------ Data to examine
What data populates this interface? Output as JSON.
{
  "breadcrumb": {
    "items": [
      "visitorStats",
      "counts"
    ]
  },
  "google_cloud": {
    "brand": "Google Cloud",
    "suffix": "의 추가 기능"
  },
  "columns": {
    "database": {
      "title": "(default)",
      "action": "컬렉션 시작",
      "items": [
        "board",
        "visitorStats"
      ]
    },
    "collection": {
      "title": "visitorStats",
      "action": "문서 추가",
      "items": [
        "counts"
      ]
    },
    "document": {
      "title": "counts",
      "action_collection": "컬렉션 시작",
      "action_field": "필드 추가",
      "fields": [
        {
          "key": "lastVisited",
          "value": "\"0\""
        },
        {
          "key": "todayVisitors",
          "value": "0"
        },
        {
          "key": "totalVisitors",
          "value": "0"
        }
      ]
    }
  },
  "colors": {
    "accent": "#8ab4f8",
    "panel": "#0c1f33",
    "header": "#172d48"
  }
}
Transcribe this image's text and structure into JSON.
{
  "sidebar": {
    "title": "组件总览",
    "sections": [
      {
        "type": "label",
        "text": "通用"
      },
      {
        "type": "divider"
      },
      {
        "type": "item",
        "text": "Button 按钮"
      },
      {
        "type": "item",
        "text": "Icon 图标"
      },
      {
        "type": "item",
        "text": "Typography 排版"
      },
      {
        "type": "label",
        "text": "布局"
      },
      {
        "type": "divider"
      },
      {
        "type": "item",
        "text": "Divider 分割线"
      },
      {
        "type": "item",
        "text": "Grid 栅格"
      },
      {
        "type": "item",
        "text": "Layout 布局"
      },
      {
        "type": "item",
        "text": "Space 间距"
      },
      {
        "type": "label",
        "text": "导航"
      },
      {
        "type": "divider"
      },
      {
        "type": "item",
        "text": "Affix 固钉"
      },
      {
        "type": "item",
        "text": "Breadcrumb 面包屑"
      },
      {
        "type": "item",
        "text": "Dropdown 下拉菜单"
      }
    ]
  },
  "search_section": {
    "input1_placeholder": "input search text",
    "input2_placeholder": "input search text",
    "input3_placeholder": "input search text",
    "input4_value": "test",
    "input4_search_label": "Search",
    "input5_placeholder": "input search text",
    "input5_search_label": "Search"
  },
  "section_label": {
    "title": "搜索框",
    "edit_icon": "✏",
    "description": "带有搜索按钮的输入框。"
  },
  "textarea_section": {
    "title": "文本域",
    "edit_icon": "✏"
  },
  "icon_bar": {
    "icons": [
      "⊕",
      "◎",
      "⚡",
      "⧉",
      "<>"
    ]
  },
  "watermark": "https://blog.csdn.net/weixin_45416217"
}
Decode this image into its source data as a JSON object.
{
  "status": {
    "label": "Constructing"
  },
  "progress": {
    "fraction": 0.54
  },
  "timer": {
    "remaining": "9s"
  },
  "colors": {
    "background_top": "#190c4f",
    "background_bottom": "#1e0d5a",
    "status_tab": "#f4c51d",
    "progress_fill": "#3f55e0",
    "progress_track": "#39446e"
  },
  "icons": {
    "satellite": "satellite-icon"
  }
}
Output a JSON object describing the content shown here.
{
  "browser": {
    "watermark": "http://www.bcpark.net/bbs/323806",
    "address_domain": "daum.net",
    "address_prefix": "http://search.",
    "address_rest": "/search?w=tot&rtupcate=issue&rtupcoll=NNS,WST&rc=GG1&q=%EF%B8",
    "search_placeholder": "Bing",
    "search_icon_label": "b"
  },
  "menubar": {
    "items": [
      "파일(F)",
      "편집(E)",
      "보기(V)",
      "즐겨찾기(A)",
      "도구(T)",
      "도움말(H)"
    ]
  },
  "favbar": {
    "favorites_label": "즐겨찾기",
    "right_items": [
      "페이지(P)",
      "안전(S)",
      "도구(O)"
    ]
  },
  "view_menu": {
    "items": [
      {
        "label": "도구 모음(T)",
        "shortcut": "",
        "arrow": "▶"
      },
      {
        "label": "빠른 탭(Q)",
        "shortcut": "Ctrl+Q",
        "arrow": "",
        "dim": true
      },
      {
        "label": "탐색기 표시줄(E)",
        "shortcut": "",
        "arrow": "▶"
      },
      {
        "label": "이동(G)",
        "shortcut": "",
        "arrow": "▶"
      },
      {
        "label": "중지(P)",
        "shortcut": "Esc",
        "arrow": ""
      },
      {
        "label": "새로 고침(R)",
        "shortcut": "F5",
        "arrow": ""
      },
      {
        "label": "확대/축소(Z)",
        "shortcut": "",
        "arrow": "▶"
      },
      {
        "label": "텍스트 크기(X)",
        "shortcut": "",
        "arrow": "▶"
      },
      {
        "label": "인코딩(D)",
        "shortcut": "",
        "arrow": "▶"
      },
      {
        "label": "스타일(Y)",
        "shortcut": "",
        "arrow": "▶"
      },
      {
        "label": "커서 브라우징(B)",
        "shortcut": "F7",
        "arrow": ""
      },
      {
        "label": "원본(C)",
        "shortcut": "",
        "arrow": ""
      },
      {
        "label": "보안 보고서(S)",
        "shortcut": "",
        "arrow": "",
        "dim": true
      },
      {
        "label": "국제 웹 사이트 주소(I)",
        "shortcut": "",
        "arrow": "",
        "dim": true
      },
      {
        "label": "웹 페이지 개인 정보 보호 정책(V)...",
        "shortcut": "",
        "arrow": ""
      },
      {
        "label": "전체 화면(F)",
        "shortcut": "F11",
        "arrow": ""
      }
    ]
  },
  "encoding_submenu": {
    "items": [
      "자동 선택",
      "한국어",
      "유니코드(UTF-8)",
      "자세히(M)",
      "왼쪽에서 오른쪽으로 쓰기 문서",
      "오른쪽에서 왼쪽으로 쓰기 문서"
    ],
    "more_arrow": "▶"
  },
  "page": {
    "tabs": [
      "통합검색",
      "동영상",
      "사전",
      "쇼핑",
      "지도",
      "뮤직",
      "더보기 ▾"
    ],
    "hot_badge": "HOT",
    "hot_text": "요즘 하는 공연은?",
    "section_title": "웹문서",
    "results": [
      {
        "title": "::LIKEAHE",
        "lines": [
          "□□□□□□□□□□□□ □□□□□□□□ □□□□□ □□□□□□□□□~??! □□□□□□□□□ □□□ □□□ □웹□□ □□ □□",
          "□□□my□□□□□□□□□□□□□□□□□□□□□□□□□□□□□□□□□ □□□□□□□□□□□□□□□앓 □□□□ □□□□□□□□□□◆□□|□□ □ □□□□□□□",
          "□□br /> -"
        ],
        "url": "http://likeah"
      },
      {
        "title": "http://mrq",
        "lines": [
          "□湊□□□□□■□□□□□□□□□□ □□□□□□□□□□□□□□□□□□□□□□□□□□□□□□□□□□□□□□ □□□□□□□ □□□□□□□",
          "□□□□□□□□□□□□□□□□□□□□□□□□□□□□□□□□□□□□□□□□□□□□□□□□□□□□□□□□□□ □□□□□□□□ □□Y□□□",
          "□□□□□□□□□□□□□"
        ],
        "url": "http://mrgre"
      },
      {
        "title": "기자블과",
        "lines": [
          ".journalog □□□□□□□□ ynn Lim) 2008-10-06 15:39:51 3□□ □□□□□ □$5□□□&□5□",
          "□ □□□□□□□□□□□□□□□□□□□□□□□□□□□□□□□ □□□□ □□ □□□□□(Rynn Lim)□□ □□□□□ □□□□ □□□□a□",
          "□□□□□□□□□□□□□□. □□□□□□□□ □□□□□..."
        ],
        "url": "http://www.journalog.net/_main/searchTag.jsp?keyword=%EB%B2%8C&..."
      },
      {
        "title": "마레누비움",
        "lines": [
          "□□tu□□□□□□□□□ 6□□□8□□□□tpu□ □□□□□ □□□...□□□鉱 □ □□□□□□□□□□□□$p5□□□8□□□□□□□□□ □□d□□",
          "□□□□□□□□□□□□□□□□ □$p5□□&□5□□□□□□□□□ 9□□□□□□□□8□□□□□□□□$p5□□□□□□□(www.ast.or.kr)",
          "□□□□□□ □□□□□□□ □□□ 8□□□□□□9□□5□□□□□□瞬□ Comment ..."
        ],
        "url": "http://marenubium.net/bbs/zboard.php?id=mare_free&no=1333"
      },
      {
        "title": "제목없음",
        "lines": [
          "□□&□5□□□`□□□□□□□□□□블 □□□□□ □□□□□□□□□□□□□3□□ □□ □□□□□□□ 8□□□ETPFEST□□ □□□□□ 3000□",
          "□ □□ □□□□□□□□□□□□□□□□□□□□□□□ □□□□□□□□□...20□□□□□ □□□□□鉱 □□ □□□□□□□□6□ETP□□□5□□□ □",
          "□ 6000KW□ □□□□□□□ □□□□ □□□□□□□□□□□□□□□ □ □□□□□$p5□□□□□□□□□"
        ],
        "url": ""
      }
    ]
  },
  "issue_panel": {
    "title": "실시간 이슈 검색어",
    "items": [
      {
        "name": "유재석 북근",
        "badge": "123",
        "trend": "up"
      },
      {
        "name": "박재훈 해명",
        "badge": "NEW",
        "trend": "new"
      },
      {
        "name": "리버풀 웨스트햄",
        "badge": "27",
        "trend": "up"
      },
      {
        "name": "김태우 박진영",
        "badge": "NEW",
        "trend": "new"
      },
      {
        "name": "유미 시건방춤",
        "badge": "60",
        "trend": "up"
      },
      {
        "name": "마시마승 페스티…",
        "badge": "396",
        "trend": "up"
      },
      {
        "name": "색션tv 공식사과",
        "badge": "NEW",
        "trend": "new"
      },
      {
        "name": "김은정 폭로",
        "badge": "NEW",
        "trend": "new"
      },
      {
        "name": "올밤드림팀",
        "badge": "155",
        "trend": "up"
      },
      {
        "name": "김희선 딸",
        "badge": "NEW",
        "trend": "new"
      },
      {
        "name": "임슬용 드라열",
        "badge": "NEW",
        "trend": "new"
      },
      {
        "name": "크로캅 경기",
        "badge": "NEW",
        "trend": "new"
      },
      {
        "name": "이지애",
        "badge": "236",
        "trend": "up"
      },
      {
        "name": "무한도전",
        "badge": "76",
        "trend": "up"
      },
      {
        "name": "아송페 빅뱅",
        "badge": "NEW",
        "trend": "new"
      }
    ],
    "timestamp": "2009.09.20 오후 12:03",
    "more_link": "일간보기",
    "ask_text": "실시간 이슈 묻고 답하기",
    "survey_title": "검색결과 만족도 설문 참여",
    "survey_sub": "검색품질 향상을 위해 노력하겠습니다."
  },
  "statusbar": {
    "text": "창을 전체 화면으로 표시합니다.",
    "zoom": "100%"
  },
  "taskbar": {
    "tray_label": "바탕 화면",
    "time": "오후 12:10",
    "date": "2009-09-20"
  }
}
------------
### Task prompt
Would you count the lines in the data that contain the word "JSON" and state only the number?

### Answer box
4